All the President's Apparatchiks: Barack Obama's Failed Foreign Policy

President isolated on foreign policy by political advisors, according to a new book by a former State Dept advisor


splendid isolation
White House

Barack Obama is a "dithering" president whose foreign policy is formulated by political advisors trying to "spare the president the risks" that come with American leadership, basing it therefore largely on partisan concerns, according to a new book by a former State Department advisor now dean of the John Hopkins School of Advanced International studies. Vali Nasr's book, The Dispensable Nation: American Foreign Policy in Retreat, is scheduled to be released in April but has been excerpted by Foreign Policy, revealing just how political foreign policy and military decision-making is in the White House. A portion:

Not only did that not happen [getting things right in the Middle East, as Obama promised on the campaign trail], but the president had a truly disturbing habit of funneling major foreign-policy decisions through a small cabal of relatively inexperienced White House advisors whose turf was strictly politics. Their primary concern was how any action in Afghanistan or the Middle East would play on the nightly news, or which talking point it would give the Republicans. The Obama administration's reputation for competence on foreign policy has less to do with its accomplishments in Afghanistan or the Middle East than with how U.S. actions in that region have been reshaped to accommodate partisan political concerns.

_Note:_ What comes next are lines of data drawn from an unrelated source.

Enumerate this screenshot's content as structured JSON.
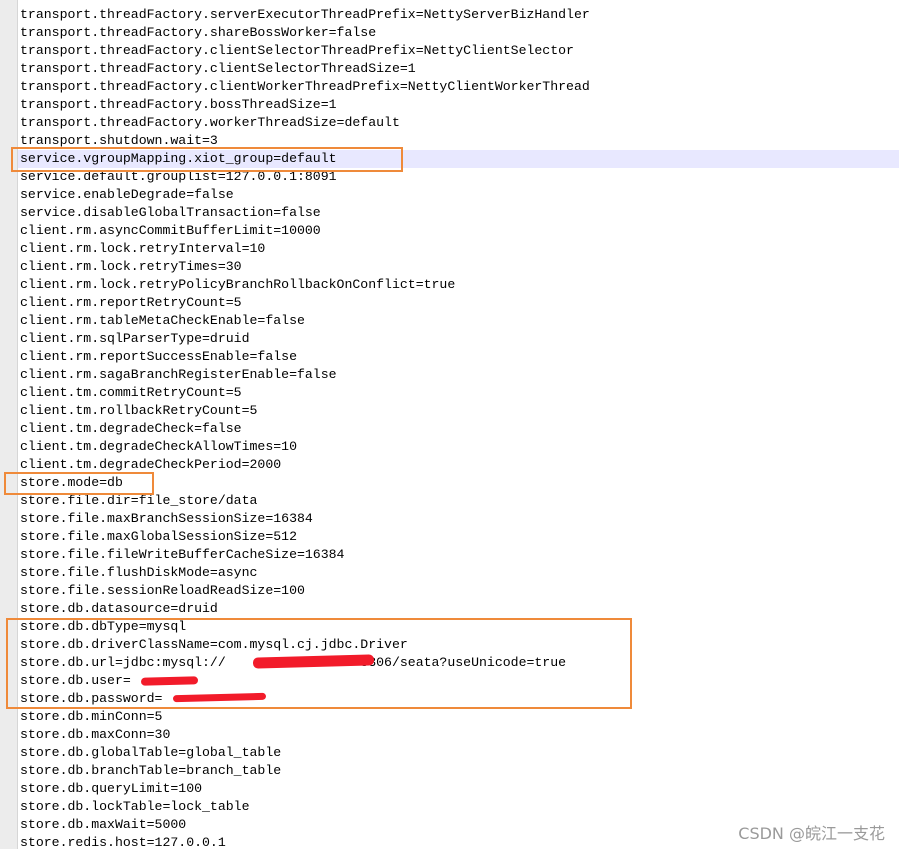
{
  "editor": {
    "lines": [
      "transport.threadFactory.serverExecutorThreadPrefix=NettyServerBizHandler",
      "transport.threadFactory.shareBossWorker=false",
      "transport.threadFactory.clientSelectorThreadPrefix=NettyClientSelector",
      "transport.threadFactory.clientSelectorThreadSize=1",
      "transport.threadFactory.clientWorkerThreadPrefix=NettyClientWorkerThread",
      "transport.threadFactory.bossThreadSize=1",
      "transport.threadFactory.workerThreadSize=default",
      "transport.shutdown.wait=3",
      "service.vgroupMapping.xiot_group=default",
      "service.default.grouplist=127.0.0.1:8091",
      "service.enableDegrade=false",
      "service.disableGlobalTransaction=false",
      "client.rm.asyncCommitBufferLimit=10000",
      "client.rm.lock.retryInterval=10",
      "client.rm.lock.retryTimes=30",
      "client.rm.lock.retryPolicyBranchRollbackOnConflict=true",
      "client.rm.reportRetryCount=5",
      "client.rm.tableMetaCheckEnable=false",
      "client.rm.sqlParserType=druid",
      "client.rm.reportSuccessEnable=false",
      "client.rm.sagaBranchRegisterEnable=false",
      "client.tm.commitRetryCount=5",
      "client.tm.rollbackRetryCount=5",
      "client.tm.degradeCheck=false",
      "client.tm.degradeCheckAllowTimes=10",
      "client.tm.degradeCheckPeriod=2000",
      "store.mode=db",
      "store.file.dir=file_store/data",
      "store.file.maxBranchSessionSize=16384",
      "store.file.maxGlobalSessionSize=512",
      "store.file.fileWriteBufferCacheSize=16384",
      "store.file.flushDiskMode=async",
      "store.file.sessionReloadReadSize=100",
      "store.db.datasource=druid",
      "store.db.dbType=mysql",
      "store.db.driverClassName=com.mysql.cj.jdbc.Driver",
      "store.db.url=jdbc:mysql://                 3306/seata?useUnicode=true",
      "store.db.user=",
      "store.db.password=",
      "store.db.minConn=5",
      "store.db.maxConn=30",
      "store.db.globalTable=global_table",
      "store.db.branchTable=branch_table",
      "store.db.queryLimit=100",
      "store.db.lockTable=lock_table",
      "store.db.maxWait=5000",
      "store.redis.host=127.0.0.1"
    ]
  },
  "watermark": {
    "text": "CSDN @皖江一支花"
  },
  "colors": {
    "highlight_border": "#ef8a3a",
    "redaction": "#f21b2a",
    "current_line": "#e8e8ff"
  }
}
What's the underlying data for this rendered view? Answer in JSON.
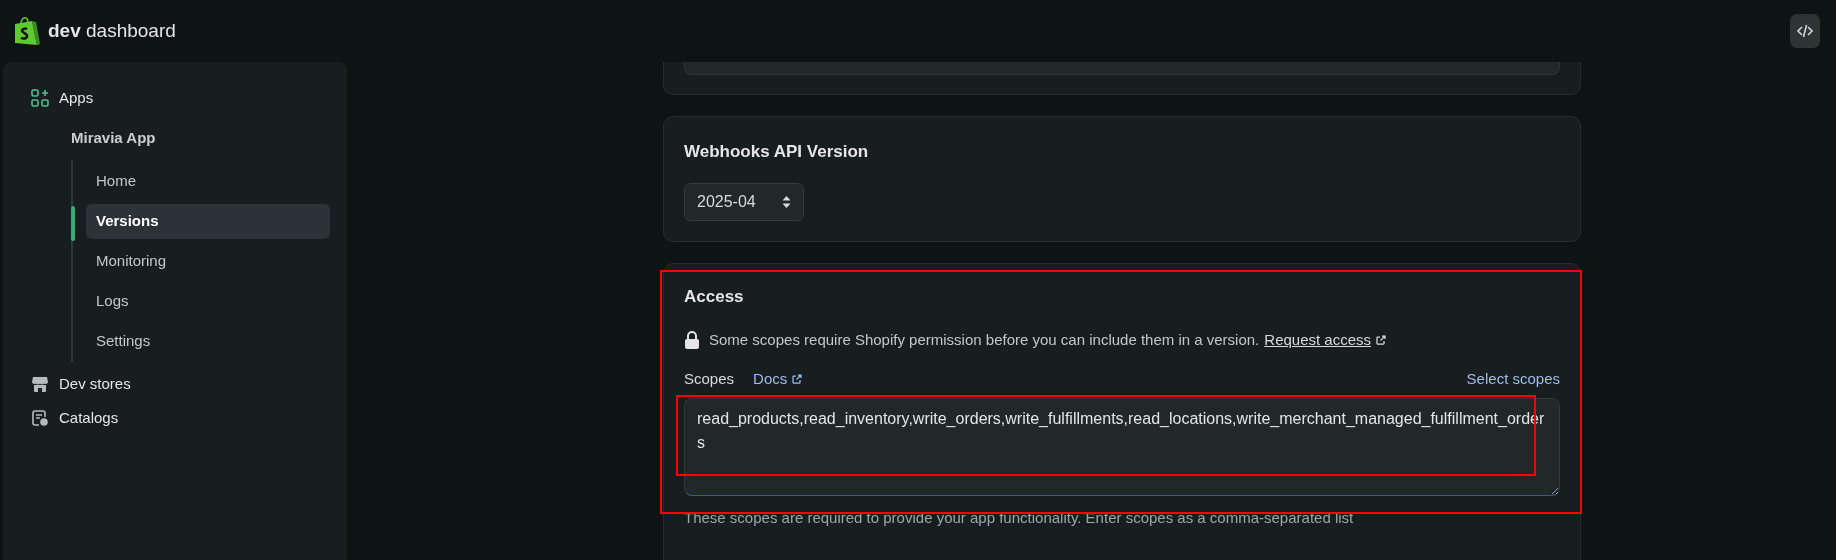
{
  "header": {
    "brand": "**dev** dashboard"
  },
  "sidebar": {
    "items": [
      {
        "label": "Apps",
        "kind": "apps",
        "children": [
          {
            "label": "Miravia App",
            "children": [
              {
                "label": "Home",
                "selected": false
              },
              {
                "label": "Versions",
                "selected": true
              },
              {
                "label": "Monitoring",
                "selected": false
              },
              {
                "label": "Logs",
                "selected": false
              },
              {
                "label": "Settings",
                "selected": false
              }
            ]
          }
        ]
      },
      {
        "label": "Dev stores",
        "kind": "store"
      },
      {
        "label": "Catalogs",
        "kind": "catalog"
      }
    ]
  },
  "webhooks": {
    "title": "Webhooks API Version",
    "select": {
      "value": "2025-04"
    }
  },
  "access": {
    "title": "Access",
    "notice": "Some scopes require Shopify permission before you can include them in a version.",
    "notice_link": "Request access",
    "scopes_label": "Scopes",
    "docs_link": "Docs",
    "select_scopes": "Select scopes",
    "scopes_value": "read_products,read_inventory,write_orders,write_fulfillments,read_locations,write_merchant_managed_fulfillment_orders",
    "helper": "These scopes are required to provide your app functionality. Enter scopes as a comma-separated list"
  }
}
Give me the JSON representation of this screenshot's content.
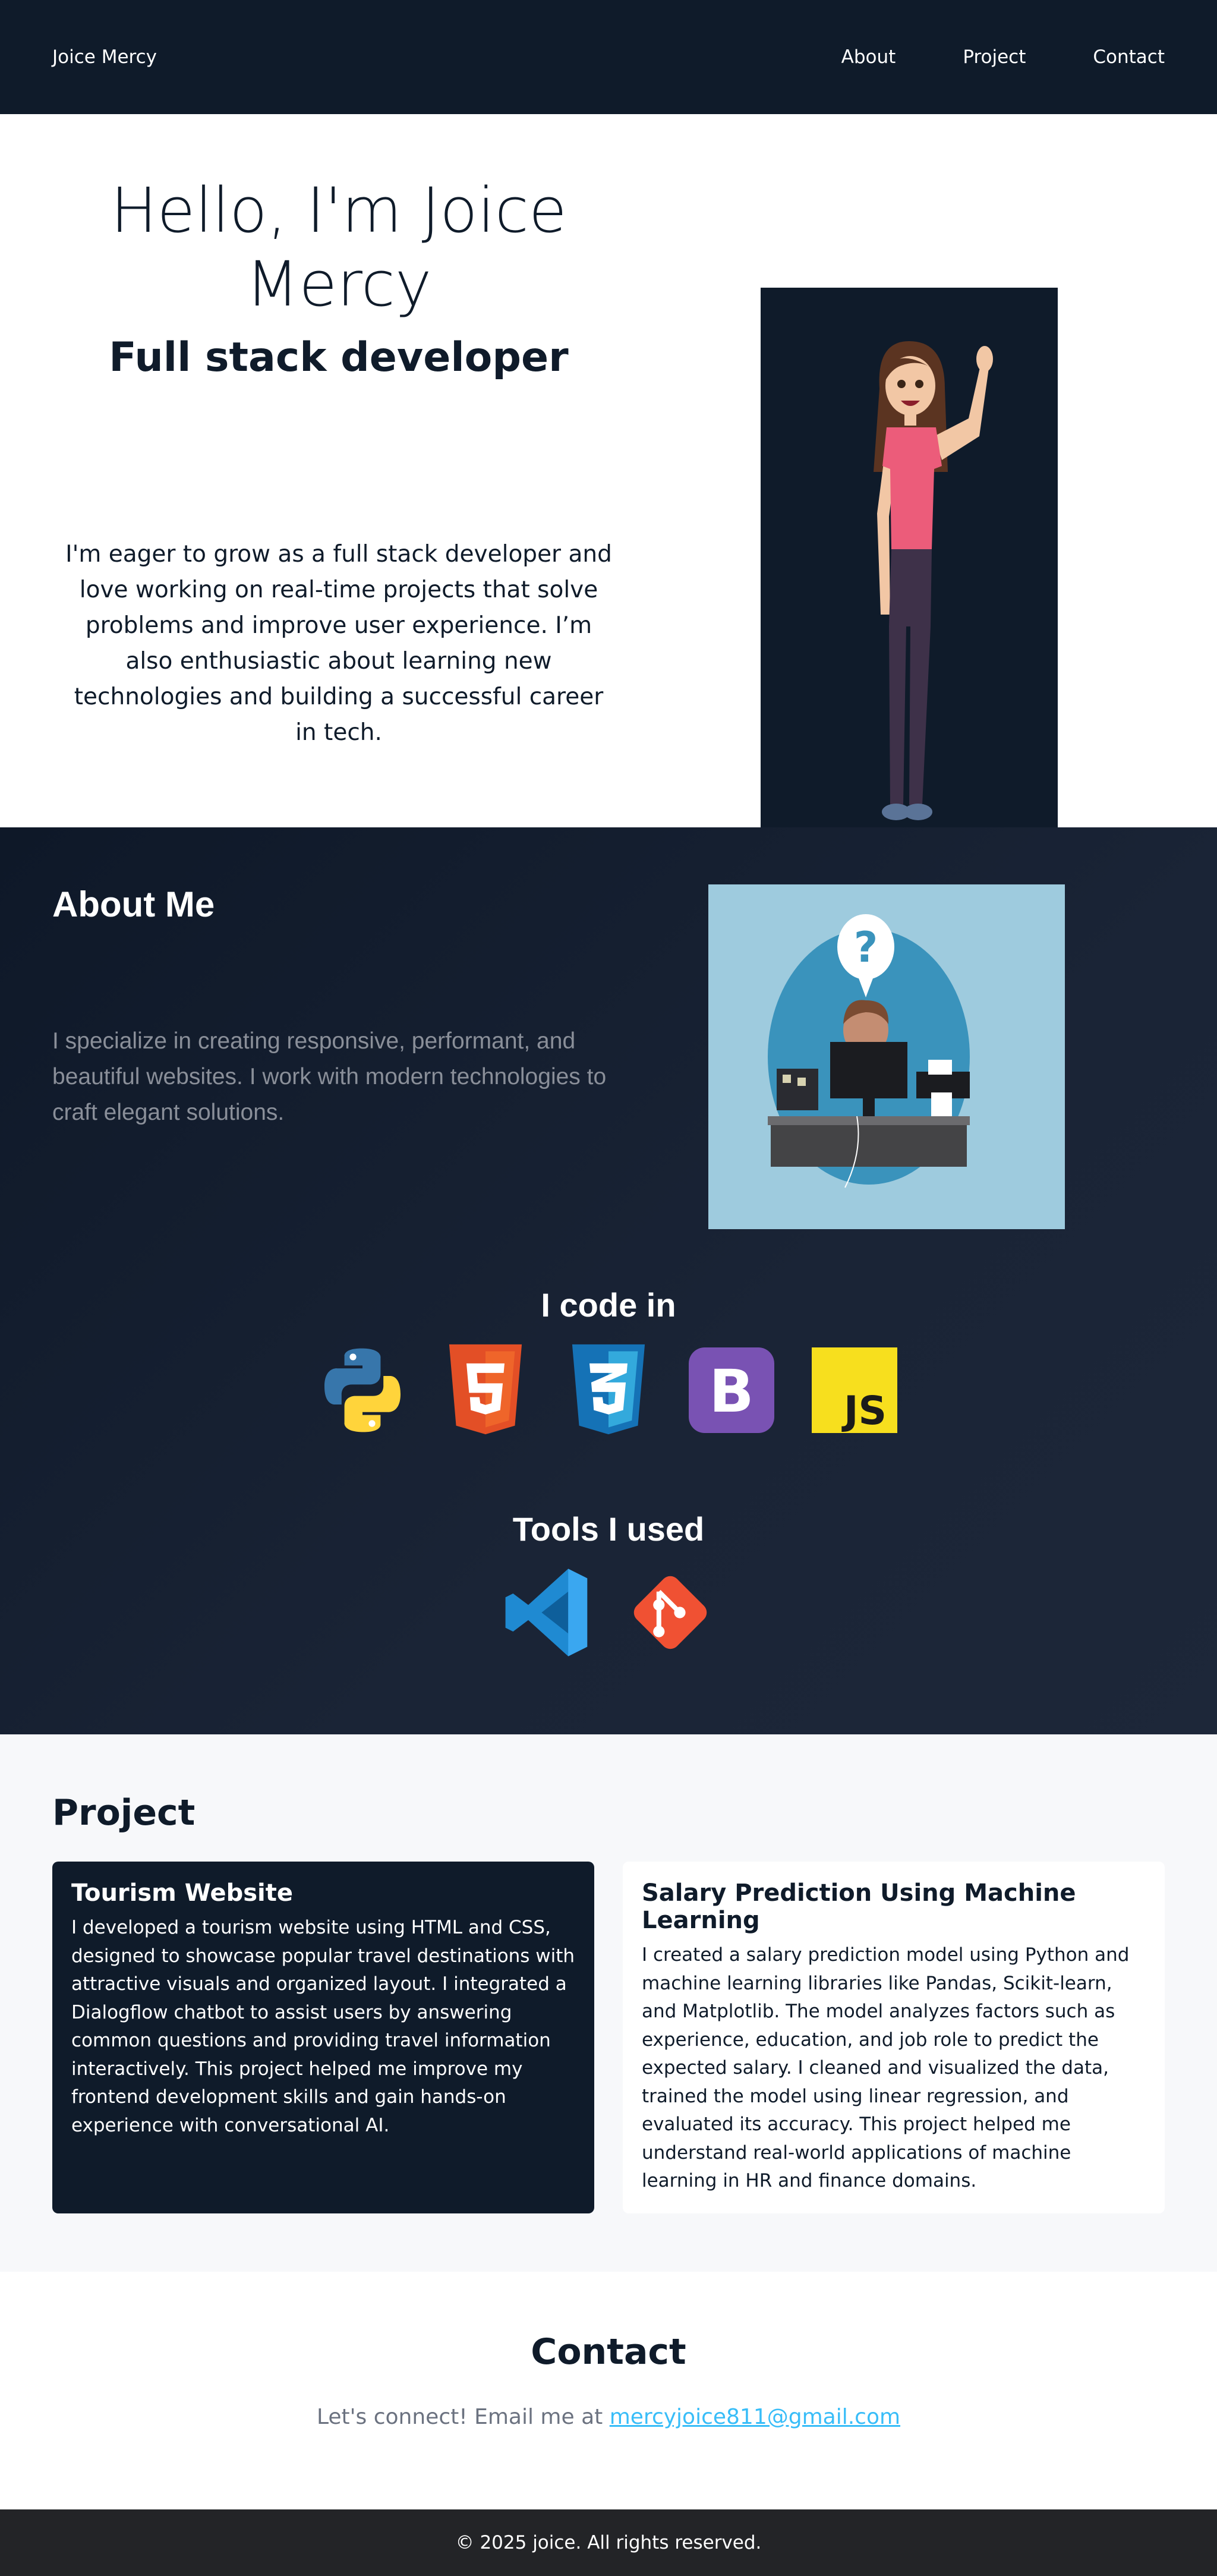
{
  "nav": {
    "brand": "Joice Mercy",
    "links": [
      {
        "label": "About"
      },
      {
        "label": "Project"
      },
      {
        "label": "Contact"
      }
    ]
  },
  "hero": {
    "title": "Hello, I'm Joice Mercy",
    "subtitle": "Full stack developer",
    "description": "I'm eager to grow as a full stack developer and love working on real-time projects that solve problems and improve user experience. I’m also enthusiastic about learning new technologies and building a successful career in tech.",
    "portrait_icon": "waving-woman-illustration"
  },
  "about": {
    "title": "About Me",
    "description": "I specialize in creating responsive, performant, and beautiful websites. I work with modern technologies to craft elegant solutions.",
    "illustration_icon": "developer-at-desk-illustration",
    "code_title": "I code in",
    "code_icons": [
      "python-icon",
      "html5-icon",
      "css3-icon",
      "bootstrap-icon",
      "javascript-icon"
    ],
    "tools_title": "Tools I used",
    "tool_icons": [
      "vscode-icon",
      "git-icon"
    ]
  },
  "projects": {
    "title": "Project",
    "items": [
      {
        "title": "Tourism Website",
        "description": "I developed a tourism website using HTML and CSS, designed to showcase popular travel destinations with attractive visuals and organized layout. I integrated a Dialogflow chatbot to assist users by answering common questions and providing travel information interactively. This project helped me improve my frontend development skills and gain hands-on experience with conversational AI."
      },
      {
        "title": "Salary Prediction Using Machine Learning",
        "description": "I created a salary prediction model using Python and machine learning libraries like Pandas, Scikit-learn, and Matplotlib. The model analyzes factors such as experience, education, and job role to predict the expected salary. I cleaned and visualized the data, trained the model using linear regression, and evaluated its accuracy. This project helped me understand real-world applications of machine learning in HR and finance domains."
      }
    ]
  },
  "contact": {
    "title": "Contact",
    "text": "Let's connect! Email me at",
    "email": "mercyjoice811@gmail.com"
  },
  "footer": {
    "text": "© 2025 joice. All rights reserved."
  },
  "colors": {
    "navy": "#0f1b2a",
    "link_accent": "#38bdf8",
    "muted_text": "#8a8f99"
  }
}
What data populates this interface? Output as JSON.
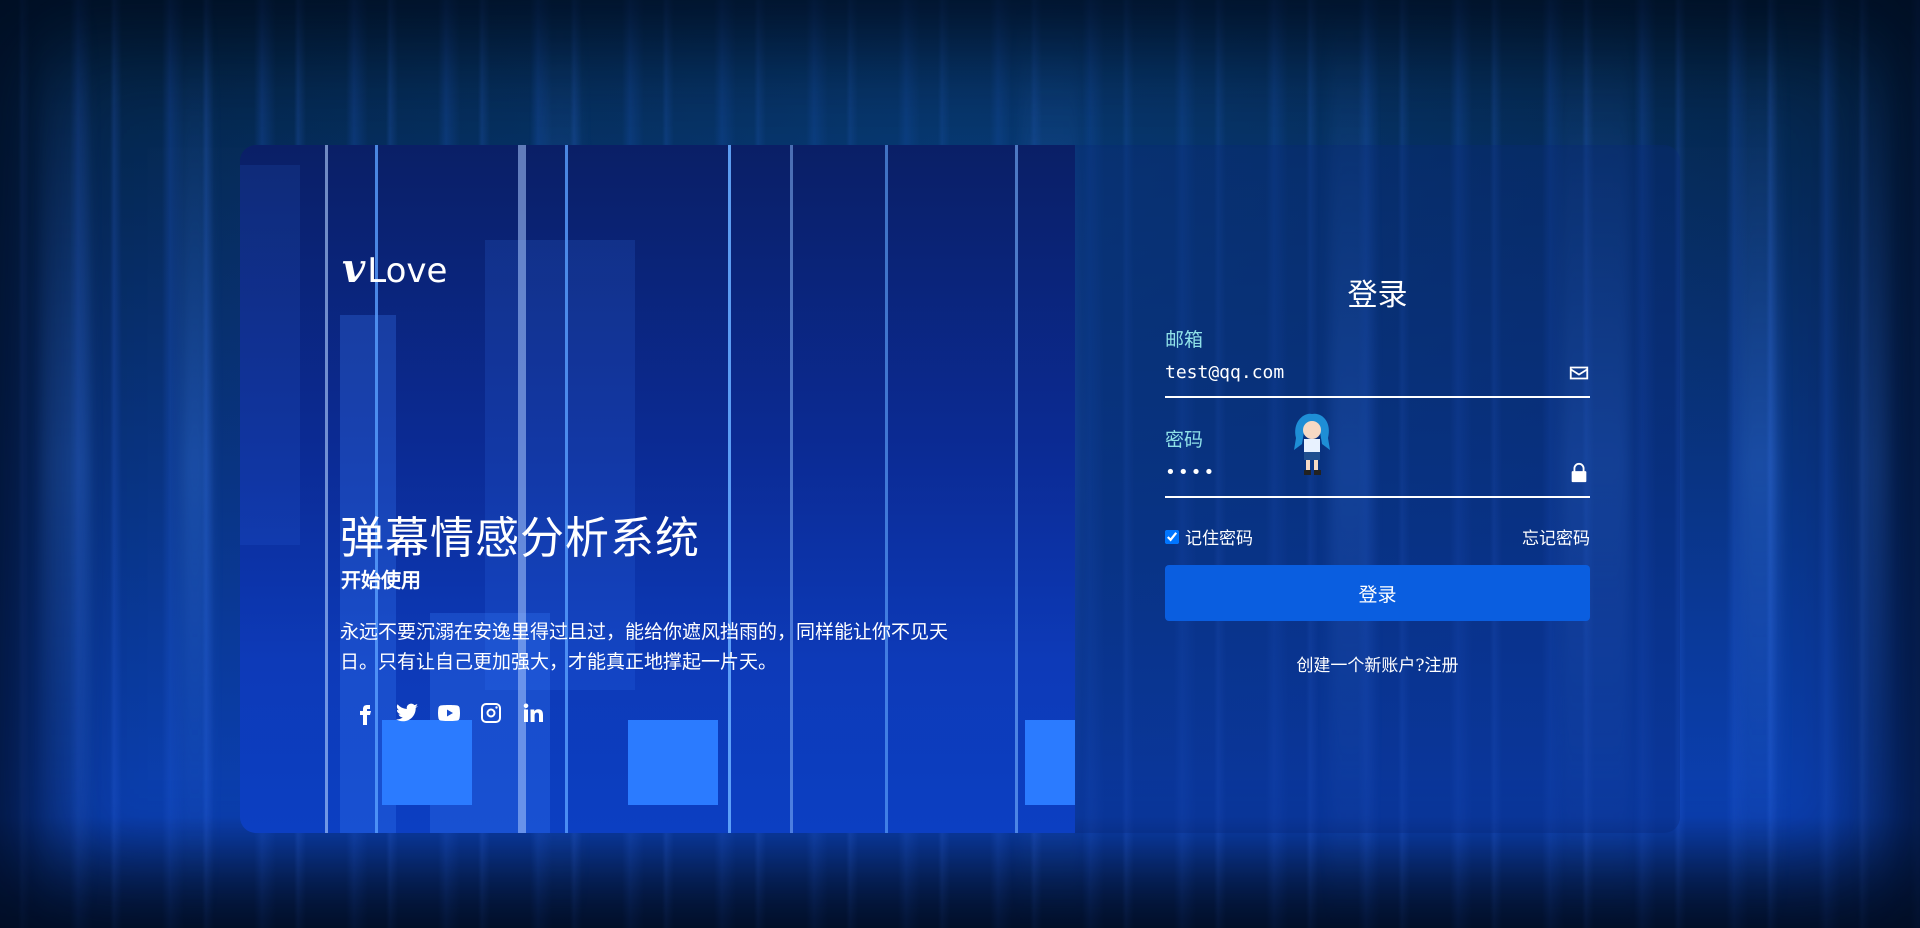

By September 2012, when violent anti-American protests swept the Muslim world, claiming the lives of four members of the U.S. diplomatic mission in Libya and dozens of demonstrators, it became clear that we had gotten the broader Middle East badly wrong.

The American people are tired of war—rightly so—and they welcome talk of leaving the region. The president has marketed the U.S. exit from Afghanistan as a foreign-policy coup, one that will not only unburden America from the region's problems but also give the country the freedom it needs to pursue other, more pressing national security concerns.

This is an illusion. Ending the wars in Iraq and Afghanistan, not to mention the broader, ill-defined "war on terror," is a very good idea, provided it is done properly and without damage to U.S. interests or the region's stability. But we should not kid ourselves that the rhetoric of departure is anything more than rhetoric; the United States is taking home its troops and winding down diplomatic and economic engagement—but leaving behind its Predators and Special Forces. We should not expect that the region will look more kindly on drone attacks and secret raids than it did on invasion and occupation.

Yet this is exactly the path that the White House has laid out.

Nasr presents a narrative of bureaucratic incompetence and infighting stymieing efforts in Afghanistan also seen in Rajiv Chandrasekaran's Afghan war tome, Little America.  Nasr also shows how the same toxic bureaucratic culture affects drone policy, timely considering how much of that policy, as presented to the public, boils down to "trust us." The White House just this week agreed to release, to the Senate Intelligence Committee, the actual memos justifying the president's power to kill terror suspects.

Read the rest of the Dispensable Nation excerpt here.